▶ [The task] Word for word, print the entries that follow.
[Task material Boundary: Start]
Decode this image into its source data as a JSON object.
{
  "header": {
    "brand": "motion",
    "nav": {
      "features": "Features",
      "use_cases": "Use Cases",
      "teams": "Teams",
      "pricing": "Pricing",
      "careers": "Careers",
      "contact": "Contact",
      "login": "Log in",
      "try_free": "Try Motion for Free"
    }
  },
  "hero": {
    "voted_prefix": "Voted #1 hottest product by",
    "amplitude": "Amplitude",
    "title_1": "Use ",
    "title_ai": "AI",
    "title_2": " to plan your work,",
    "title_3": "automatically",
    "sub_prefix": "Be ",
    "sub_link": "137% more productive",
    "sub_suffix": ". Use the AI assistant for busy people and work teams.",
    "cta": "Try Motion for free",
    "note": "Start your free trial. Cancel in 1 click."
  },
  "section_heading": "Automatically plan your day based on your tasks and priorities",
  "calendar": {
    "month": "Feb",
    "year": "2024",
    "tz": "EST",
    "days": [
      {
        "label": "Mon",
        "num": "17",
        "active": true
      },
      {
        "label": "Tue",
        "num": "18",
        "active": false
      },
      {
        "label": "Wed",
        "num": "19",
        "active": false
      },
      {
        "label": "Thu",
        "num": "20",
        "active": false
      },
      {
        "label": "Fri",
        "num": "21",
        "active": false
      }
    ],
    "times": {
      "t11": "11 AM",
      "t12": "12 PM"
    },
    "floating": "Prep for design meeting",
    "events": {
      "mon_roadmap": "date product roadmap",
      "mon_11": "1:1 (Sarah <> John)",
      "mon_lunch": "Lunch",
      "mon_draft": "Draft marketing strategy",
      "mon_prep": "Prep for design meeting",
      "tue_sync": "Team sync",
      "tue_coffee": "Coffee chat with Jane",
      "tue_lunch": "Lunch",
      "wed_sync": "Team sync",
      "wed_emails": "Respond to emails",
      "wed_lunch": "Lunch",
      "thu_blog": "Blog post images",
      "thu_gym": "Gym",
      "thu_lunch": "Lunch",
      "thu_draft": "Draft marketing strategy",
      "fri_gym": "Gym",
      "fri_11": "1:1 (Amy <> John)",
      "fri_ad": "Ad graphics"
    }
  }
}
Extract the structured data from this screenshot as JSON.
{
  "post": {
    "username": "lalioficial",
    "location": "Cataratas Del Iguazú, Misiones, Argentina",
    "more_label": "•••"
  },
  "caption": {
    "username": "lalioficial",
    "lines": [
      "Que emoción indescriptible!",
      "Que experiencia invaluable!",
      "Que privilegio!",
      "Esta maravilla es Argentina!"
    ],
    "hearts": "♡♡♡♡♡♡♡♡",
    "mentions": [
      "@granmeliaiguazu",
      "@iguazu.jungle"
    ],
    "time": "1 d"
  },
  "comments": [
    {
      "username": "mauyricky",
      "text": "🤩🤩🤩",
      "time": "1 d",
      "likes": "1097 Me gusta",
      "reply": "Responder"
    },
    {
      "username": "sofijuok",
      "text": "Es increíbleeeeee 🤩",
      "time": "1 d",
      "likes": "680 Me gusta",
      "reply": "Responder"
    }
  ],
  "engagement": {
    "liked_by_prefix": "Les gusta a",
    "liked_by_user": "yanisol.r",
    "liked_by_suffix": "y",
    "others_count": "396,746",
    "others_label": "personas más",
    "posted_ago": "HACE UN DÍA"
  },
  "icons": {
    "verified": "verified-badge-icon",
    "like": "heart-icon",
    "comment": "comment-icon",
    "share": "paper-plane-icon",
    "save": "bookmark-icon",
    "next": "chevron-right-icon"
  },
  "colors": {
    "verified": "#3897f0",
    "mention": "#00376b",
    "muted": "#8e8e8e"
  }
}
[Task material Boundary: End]
▶ [Exercise output]
Decode this image into its source data as a JSON object.
{
  "header": {
    "brand": "motion",
    "nav": {
      "features": "Features",
      "use_cases": "Use Cases",
      "teams": "Teams",
      "pricing": "Pricing",
      "careers": "Careers",
      "contact": "Contact",
      "login": "Log in",
      "try_free": "Try Motion for Free"
    }
  },
  "hero": {
    "voted_prefix": "Voted #1 hottest product by",
    "amplitude": "Amplitude",
    "title_1": "Use ",
    "title_ai": "AI",
    "title_2": " to plan your work,",
    "title_3": "automatically",
    "sub_prefix": "Be ",
    "sub_link": "137% more productive",
    "sub_suffix": ". Use the AI assistant for busy people and work teams.",
    "cta": "Try Motion for free",
    "note": "Start your free trial. Cancel in 1 click."
  },
  "section_heading": "Automatically plan your day based on your tasks and priorities",
  "calendar": {
    "month": "Feb",
    "year": "2024",
    "tz": "EST",
    "days": [
      {
        "label": "Mon",
        "num": "17",
        "active": true
      },
      {
        "label": "Tue",
        "num": "18",
        "active": false
      },
      {
        "label": "Wed",
        "num": "19",
        "active": false
      },
      {
        "label": "Thu",
        "num": "20",
        "active": false
      },
      {
        "label": "Fri",
        "num": "21",
        "active": false
      }
    ],
    "times": {
      "t11": "11 AM",
      "t12": "12 PM"
    },
    "floating": "Prep for design meeting",
    "events": {
      "mon_roadmap": "date product roadmap",
      "mon_11": "1:1 (Sarah <> John)",
      "mon_lunch": "Lunch",
      "mon_draft": "Draft marketing strategy",
      "mon_prep": "Prep for design meeting",
      "tue_sync": "Team sync",
      "tue_coffee": "Coffee chat with Jane",
      "tue_lunch": "Lunch",
      "wed_sync": "Team sync",
      "wed_emails": "Respond to emails",
      "wed_lunch": "Lunch",
      "thu_blog": "Blog post images",
      "thu_gym": "Gym",
      "thu_lunch": "Lunch",
      "thu_draft": "Draft marketing strategy",
      "fri_gym": "Gym",
      "fri_11": "1:1 (Amy <> John)",
      "fri_ad": "Ad graphics"
    }
  }
}
Extract the structured data from this screenshot as JSON.
{
  "post": {
    "username": "lalioficial",
    "location": "Cataratas Del Iguazú, Misiones, Argentina",
    "more_label": "•••"
  },
  "caption": {
    "username": "lalioficial",
    "lines": [
      "Que emoción indescriptible!",
      "Que experiencia invaluable!",
      "Que privilegio!",
      "Esta maravilla es Argentina!"
    ],
    "hearts": "♡♡♡♡♡♡♡♡",
    "mentions": [
      "@granmeliaiguazu",
      "@iguazu.jungle"
    ],
    "time": "1 d"
  },
  "comments": [
    {
      "username": "mauyricky",
      "text": "🤩🤩🤩",
      "time": "1 d",
      "likes": "1097 Me gusta",
      "reply": "Responder"
    },
    {
      "username": "sofijuok",
      "text": "Es increíbleeeeee 🤩",
      "time": "1 d",
      "likes": "680 Me gusta",
      "reply": "Responder"
    }
  ],
  "engagement": {
    "liked_by_prefix": "Les gusta a",
    "liked_by_user": "yanisol.r",
    "liked_by_suffix": "y",
    "others_count": "396,746",
    "others_label": "personas más",
    "posted_ago": "HACE UN DÍA"
  },
  "icons": {
    "verified": "verified-badge-icon",
    "like": "heart-icon",
    "comment": "comment-icon",
    "share": "paper-plane-icon",
    "save": "bookmark-icon",
    "next": "chevron-right-icon"
  },
  "colors": {
    "verified": "#3897f0",
    "mention": "#00376b",
    "muted": "#8e8e8e"
  }
}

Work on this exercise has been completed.